Body processes remains within physiological limits……….body cells function well……….homeostasis is maintained………body is healthy. But when body processes ( 1 or >1) loose their ability to contribute to homeostasis. The outcomes would result in; - (if moderate)……..diseases results - (if severe)………….death results 1) LOCAL DISEASES - disease affecting limited part/ region of the body. 2) SYSTEMIC DISEASE- disease affecting entire body. 3) SYMPTOMS - Subjective changes (complains) in the body function that a patient complains about, and is not apparent to an observer. (e.g. pain complaint by patient) SIGNS - Objective changes that a clinician can observe and measure. - SIGNS can be ; (ANATOMICAL changes) – Swelling, rash (PHYSIOLOGICAL changes) – Raised blood pressure and raised body temperature DISEASE :HOMEOSTASIS and IMBALANCE

Type 1 Diabetes Mellitus : 

Type 1 Diabetes Mellitus High blood glucose Detected by ?-cells ?-cells release insulin Peripheral cells respond to insulin by taking up glucose Lower blood glucose Normal Glucose Metabolism Type 1 Diabetes High blood glucose Detected by ?-cells ?-cells release insulin Peripheral cells respond to insulin by taking up glucose Lower blood glucose ?-cells destroyed by autoimmune reaction These steps do not happen because the ?- cells have been destroyed Blood glucose remains high

Type 2 Diabetes Mellitus : 

Type 2 Diabetes Mellitus Time Peripheral Tissue Insulin Resistance v. Time Relative Insulin Resistance Time ?-cell Insulin Production ?-cell Insulin Production v. Time Disease Progression Age Birth Normal Glucose Homeostasis Pre-Diabetic Diabetic

Glucose Homeostasis Research Timeline : 

Glucose Homeostasis Research Timeline 1552 BC: Ebers Papyrus in ancient Egypt. First known written description of diabetes. 1st Century AD: Arateus — “Melting down of flesh and limbs into urine.” 1776: Matthew Dobson conducts experiments showing sugar in blood and urine of diabetics. Mid 1800s: Claude Bernard studies the function of the pancreas and liver, and their roles in homeostasis. 1869: Paul Langerhans identifies cells of unknown function in the pancreas. These cells later are named “Islets of Langerhans.” 1889: Pancreatectomized dog develops fatal diabetes. 1921: Insulin “discovered” — effectively treated pancreatectomized dog. 1922: First human treated with insulin. Eli Lilly begins mass production. 1923: Banting and Macleod win Nobel Prize for work with insulin. 1983: Biosynthetic insulin produced. 2001: Human genome sequence completed.

Current/Future Research in Diabetes : 
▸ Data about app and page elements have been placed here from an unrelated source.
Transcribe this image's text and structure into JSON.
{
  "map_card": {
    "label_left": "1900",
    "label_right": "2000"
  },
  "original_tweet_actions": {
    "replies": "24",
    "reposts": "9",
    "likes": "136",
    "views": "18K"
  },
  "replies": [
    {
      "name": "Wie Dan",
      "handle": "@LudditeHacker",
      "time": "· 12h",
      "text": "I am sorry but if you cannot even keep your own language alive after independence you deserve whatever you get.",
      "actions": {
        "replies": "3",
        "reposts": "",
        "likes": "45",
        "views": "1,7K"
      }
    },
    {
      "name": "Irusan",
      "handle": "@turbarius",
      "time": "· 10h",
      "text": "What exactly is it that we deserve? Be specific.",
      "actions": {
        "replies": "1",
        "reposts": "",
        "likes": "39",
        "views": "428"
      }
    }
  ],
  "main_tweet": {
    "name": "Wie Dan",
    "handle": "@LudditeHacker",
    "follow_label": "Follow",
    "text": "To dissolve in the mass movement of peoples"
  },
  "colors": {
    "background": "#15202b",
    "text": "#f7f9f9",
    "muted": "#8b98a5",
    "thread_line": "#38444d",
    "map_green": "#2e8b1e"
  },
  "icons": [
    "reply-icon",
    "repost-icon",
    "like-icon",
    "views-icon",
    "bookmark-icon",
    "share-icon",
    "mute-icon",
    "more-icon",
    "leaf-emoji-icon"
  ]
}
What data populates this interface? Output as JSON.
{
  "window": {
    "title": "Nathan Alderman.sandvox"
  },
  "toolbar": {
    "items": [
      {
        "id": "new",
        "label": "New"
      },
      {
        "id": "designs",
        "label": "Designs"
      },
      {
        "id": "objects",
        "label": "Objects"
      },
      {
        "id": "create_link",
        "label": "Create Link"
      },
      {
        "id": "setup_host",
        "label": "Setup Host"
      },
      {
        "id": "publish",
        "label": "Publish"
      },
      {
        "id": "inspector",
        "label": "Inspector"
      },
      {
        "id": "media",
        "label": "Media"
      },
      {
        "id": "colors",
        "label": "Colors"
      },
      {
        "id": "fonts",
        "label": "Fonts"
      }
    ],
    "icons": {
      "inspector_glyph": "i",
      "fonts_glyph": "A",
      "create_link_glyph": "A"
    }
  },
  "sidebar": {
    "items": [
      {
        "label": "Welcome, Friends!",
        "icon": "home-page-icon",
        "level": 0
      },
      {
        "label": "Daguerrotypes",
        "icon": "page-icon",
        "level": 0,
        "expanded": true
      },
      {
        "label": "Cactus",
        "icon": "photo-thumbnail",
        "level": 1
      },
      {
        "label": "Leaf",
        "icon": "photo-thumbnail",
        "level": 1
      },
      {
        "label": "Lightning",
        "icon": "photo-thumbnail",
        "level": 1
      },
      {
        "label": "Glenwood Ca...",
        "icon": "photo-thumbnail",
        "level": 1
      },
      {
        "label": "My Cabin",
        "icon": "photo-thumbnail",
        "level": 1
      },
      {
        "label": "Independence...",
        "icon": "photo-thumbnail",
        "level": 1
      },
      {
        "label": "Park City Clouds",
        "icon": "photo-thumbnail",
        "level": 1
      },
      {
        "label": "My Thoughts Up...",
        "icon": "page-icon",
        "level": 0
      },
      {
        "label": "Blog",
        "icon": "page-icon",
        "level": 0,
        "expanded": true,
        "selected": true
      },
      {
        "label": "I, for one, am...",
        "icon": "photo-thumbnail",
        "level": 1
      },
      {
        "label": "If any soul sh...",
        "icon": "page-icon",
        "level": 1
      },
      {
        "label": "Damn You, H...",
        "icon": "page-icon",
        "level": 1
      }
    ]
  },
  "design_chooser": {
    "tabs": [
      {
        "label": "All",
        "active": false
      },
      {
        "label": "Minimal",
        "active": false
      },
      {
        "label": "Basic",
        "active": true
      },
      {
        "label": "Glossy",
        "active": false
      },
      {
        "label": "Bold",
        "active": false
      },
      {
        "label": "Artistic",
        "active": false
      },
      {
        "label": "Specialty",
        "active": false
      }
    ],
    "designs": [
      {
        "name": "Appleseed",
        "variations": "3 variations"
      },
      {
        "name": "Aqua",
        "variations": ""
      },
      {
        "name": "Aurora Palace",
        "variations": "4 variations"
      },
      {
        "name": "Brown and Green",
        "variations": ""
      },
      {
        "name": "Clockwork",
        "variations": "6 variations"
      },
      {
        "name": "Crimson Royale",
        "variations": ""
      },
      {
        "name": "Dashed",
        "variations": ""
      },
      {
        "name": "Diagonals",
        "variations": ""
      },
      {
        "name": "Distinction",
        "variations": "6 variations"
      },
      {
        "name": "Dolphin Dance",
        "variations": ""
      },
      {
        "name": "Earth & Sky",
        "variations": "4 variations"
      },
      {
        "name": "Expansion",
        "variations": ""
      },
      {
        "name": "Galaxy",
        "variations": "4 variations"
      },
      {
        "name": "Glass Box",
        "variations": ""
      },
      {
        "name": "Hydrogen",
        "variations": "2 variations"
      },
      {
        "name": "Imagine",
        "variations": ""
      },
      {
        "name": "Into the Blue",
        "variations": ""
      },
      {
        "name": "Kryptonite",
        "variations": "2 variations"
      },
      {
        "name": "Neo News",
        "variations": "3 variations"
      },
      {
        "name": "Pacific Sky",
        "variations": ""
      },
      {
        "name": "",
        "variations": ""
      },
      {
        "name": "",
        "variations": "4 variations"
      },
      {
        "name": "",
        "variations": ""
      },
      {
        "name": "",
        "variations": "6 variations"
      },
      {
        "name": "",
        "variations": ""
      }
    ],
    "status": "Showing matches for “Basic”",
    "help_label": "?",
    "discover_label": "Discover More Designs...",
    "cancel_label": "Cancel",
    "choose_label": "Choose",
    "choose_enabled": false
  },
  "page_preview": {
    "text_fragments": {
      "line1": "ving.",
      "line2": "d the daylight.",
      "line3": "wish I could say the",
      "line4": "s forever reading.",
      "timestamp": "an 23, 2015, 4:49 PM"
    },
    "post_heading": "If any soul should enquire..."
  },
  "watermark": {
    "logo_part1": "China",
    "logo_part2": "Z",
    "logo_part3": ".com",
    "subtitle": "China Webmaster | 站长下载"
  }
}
Current/Future Research in Diabetes Current Clinical Trials: physiological traits of patients/response to therapeutics Genetic Approaches: candidate genes; family-based studies; genome-wide scans Animal Models: developing gene-knockout models; large-scale mutagenesis studies to produce diabetic phenotypes Microarray Analysis: analysis of gene expression in tissues Future Continued utilization of human genome sequence data Sequencing multiple ethnicities ?-cell transplantation

Conclusion : 

Conclusion “Homeostasis” is the ability of the body to maintain a constant internal environment by making small internal adjustments to compensate for large external disturbances. Injuries, illness, disease and death can disrupt homeostasis. Diabetes causes disruption of glucose homeostasis. It is only one example of the potentially severe problems caused by disrupting homeostasis. Science is actively pursuing a broader, more detailed understanding of homeostatic mechanisms and the consequences of their disruptions.